The Airstream will be 26 feet of pure minimalist modern luxury when I’m done. Light and bright inside, and light on the road. I wish someone could buff me up and take out the nascent wrinkles before I reach her state of tired.

Walking into the trailer, our old home, brings back Needles where we first lived encased in her well-kept confines, the relative luxury of running water and electricity, of Karl’s borrowed showers, and his desperate want of my mother. I see that most in retrospect, don’t know if it was true and only assume.

Clackamas and Mt. Hood National Forest, where the rain drummed on the taut aluminum body, until we had to leave, avoiding the rust and must that would surely follow. The previous owners, a sweet Canadian couple with their road-years behind them, carved wooden coyotes and saguaros into her bulwarks (the faces of interior cabinets, and my made up ship-name for them). Crude art, that I don’t like but am loathe to take down. So much love in simple art, mine included.

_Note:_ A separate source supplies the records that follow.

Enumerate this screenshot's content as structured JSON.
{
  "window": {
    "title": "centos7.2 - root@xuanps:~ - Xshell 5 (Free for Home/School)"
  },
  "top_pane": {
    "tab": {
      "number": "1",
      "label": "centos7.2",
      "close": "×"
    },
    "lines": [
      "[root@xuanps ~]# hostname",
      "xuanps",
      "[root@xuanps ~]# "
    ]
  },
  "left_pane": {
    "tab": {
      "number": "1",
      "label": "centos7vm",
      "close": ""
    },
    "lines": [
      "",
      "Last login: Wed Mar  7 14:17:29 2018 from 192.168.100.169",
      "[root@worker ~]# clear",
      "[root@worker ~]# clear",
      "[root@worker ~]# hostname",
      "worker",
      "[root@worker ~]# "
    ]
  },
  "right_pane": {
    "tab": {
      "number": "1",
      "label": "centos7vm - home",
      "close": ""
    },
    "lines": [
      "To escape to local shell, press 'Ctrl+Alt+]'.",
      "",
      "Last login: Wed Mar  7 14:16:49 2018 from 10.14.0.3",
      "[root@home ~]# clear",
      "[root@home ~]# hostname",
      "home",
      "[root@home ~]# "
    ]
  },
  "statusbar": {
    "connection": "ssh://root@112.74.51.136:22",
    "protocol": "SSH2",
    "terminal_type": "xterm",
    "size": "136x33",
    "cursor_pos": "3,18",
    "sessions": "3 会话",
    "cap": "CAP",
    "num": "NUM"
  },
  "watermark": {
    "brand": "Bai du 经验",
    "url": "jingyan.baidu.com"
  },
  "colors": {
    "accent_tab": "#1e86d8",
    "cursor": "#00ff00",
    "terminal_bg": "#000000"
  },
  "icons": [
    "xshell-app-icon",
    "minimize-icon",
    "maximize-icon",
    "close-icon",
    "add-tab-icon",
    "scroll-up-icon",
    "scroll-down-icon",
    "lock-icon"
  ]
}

As most good things, she became ours when Dad wasn’t around to fuck things up. Mom asked Granny for the loan. $5 thousand? $8 thousand? I remember we all took turns holding the check because it seemed like a ridiculous amount of money. The most we’d ever seen.

As the only material thing Mom held on to, I’m glad it was this piece of the past. And I’m honored to take her and make her right again. There’s never been a doubt she was a she- mother, protector, road-ship. All vessels are female, the holders of everything important.

The smell inside, of old must books and wood long un-loved makes me want to scrub and scrub all the neglect away. Make her, and the past, belong to me.